Across the entries below, please work out how many lines contain the string "withdrawal" and give only the number.

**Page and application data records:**
== Segment start ==
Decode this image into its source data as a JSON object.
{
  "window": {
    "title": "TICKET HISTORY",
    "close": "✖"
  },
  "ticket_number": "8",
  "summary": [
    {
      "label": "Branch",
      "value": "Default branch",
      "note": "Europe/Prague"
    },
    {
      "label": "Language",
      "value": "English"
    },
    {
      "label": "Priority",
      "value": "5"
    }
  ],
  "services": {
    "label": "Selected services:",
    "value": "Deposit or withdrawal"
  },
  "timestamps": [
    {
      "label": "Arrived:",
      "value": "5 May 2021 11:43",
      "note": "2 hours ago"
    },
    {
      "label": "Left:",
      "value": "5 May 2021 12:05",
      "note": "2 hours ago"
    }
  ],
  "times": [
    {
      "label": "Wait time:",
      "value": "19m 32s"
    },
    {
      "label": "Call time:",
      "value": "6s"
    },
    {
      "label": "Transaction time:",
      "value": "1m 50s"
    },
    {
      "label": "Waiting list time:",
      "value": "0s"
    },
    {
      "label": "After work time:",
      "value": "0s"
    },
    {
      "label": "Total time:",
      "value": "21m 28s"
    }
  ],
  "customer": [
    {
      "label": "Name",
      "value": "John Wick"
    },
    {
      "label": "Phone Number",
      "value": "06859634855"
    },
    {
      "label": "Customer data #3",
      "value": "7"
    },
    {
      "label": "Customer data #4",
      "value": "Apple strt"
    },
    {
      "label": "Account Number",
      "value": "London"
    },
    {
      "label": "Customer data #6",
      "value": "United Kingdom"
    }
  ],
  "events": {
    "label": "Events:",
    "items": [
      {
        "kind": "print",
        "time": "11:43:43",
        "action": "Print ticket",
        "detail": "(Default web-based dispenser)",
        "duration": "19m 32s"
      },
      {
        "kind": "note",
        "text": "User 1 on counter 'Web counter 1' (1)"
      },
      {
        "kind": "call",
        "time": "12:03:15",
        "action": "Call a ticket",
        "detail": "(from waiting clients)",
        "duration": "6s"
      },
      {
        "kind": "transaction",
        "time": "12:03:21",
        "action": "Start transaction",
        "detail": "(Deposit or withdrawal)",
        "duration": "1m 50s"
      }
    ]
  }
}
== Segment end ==
**SOLUTION TO THE EXERCISE:**
2